(Dataset rows describing interfaces)
################

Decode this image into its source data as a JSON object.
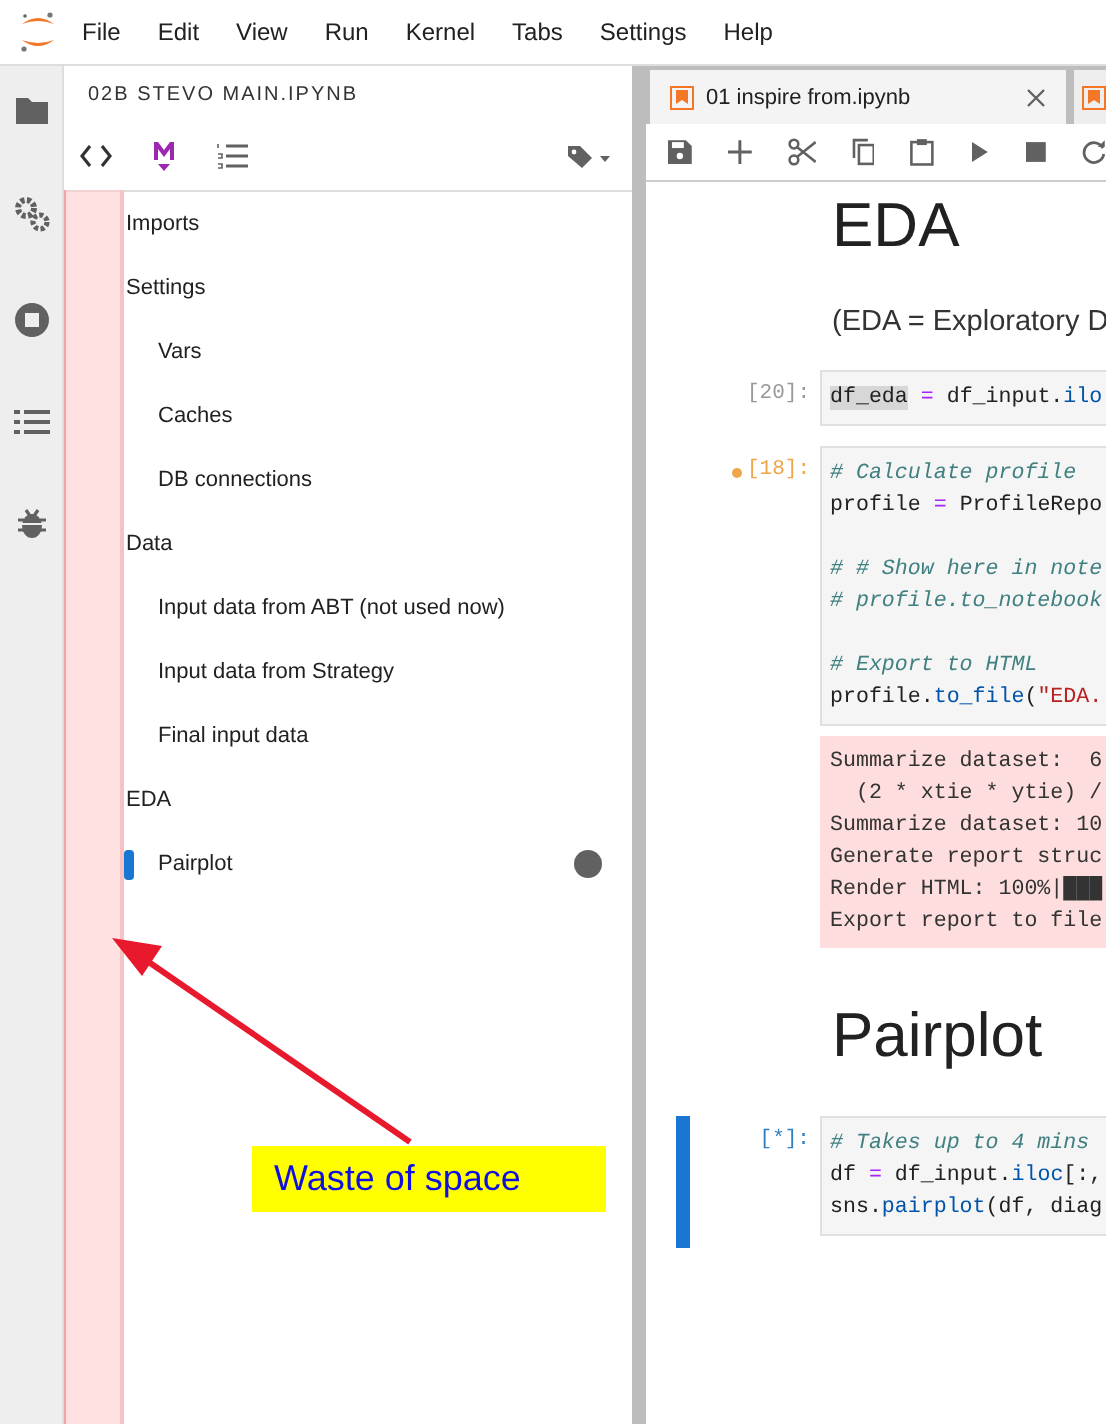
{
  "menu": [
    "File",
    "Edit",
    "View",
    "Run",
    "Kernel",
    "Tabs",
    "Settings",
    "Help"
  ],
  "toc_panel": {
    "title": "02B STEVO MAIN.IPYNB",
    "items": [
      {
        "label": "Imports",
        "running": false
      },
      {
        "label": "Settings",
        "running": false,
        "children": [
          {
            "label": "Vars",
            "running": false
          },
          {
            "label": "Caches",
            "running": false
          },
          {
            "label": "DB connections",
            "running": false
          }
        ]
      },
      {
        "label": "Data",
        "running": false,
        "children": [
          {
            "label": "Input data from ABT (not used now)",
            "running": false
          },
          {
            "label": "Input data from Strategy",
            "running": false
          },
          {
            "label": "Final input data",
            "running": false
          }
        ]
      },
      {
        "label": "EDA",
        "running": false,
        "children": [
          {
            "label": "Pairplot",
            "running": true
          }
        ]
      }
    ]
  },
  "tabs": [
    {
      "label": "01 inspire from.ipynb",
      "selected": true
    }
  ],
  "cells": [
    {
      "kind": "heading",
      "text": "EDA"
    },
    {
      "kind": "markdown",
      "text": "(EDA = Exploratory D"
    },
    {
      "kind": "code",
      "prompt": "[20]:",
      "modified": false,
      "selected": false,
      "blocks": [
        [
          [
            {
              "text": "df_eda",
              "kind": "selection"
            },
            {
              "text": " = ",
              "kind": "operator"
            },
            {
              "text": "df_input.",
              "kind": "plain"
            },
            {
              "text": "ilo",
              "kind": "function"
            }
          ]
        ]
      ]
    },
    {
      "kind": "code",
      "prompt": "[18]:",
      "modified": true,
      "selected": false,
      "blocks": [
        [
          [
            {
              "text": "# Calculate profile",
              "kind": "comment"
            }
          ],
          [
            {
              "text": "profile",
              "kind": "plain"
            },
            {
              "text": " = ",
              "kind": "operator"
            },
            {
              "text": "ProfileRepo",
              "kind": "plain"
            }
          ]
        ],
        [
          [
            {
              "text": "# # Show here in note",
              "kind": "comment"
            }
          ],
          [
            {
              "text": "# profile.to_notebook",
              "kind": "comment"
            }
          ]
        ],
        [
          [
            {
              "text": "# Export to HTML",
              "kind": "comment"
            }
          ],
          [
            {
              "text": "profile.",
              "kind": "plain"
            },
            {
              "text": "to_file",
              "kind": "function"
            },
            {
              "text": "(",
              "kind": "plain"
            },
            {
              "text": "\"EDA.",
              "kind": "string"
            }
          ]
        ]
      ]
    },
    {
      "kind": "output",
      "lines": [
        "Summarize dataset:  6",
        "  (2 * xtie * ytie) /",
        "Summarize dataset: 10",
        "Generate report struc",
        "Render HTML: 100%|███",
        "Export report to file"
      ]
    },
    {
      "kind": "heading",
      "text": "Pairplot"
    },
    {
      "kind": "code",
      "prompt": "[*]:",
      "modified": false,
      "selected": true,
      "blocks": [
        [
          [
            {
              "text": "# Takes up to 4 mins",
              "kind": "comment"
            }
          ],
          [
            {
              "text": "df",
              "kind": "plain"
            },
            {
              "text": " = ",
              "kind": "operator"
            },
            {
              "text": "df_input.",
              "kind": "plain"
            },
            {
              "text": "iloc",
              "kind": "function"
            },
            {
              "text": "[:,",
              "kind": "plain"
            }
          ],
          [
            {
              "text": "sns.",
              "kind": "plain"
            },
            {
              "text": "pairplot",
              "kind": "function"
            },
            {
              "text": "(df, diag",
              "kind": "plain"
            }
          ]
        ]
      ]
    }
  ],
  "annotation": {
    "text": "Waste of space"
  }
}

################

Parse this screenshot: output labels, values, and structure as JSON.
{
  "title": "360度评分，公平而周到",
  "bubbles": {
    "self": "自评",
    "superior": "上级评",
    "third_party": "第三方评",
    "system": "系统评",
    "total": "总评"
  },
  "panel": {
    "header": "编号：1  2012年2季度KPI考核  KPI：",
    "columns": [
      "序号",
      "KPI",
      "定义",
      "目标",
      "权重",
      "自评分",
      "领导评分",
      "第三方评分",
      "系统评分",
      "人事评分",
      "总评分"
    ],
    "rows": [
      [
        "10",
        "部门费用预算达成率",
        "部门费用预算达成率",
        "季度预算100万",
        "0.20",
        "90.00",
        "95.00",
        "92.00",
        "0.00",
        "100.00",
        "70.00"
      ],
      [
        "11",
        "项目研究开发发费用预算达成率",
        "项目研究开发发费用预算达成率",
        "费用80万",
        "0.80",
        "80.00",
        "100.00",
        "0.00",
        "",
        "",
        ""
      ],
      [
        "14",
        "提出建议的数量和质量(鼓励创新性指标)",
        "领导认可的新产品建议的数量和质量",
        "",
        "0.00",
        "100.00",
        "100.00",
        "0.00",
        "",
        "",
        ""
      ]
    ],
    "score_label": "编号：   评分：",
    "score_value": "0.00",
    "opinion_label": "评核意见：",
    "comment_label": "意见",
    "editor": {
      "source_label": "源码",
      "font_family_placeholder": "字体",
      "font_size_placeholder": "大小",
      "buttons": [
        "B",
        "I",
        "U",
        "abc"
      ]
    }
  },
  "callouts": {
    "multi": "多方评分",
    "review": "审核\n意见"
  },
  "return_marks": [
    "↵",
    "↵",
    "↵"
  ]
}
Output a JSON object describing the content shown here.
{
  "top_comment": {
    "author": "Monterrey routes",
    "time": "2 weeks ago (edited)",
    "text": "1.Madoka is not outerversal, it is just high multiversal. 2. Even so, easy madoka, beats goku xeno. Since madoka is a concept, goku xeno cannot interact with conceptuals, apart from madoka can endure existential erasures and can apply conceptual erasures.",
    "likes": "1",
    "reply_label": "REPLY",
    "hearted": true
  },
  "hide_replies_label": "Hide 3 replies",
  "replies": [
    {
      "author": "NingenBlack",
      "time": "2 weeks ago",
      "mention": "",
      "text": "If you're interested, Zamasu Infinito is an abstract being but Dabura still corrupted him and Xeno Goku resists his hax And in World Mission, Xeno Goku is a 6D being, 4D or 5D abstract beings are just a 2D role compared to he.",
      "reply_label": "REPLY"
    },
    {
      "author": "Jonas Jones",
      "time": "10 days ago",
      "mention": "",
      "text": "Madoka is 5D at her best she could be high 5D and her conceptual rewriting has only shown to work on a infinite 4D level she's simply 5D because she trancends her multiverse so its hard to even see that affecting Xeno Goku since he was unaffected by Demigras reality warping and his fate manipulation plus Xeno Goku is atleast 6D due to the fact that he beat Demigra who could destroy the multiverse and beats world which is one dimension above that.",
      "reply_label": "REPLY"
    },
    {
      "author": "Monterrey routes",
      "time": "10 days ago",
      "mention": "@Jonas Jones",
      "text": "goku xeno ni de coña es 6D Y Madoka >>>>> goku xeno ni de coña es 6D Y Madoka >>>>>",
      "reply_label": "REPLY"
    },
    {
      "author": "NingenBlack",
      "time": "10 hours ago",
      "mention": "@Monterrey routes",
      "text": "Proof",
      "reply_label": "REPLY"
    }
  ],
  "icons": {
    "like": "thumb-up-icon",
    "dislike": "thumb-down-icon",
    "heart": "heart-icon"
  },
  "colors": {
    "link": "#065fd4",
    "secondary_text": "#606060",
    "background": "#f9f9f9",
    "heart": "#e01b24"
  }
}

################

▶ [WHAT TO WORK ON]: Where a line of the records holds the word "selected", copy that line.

▶ [SOLUTION FOR THIS EXERCISE]:
      "selected": true
      "selected": false,
      "selected": false,
      "selected": true,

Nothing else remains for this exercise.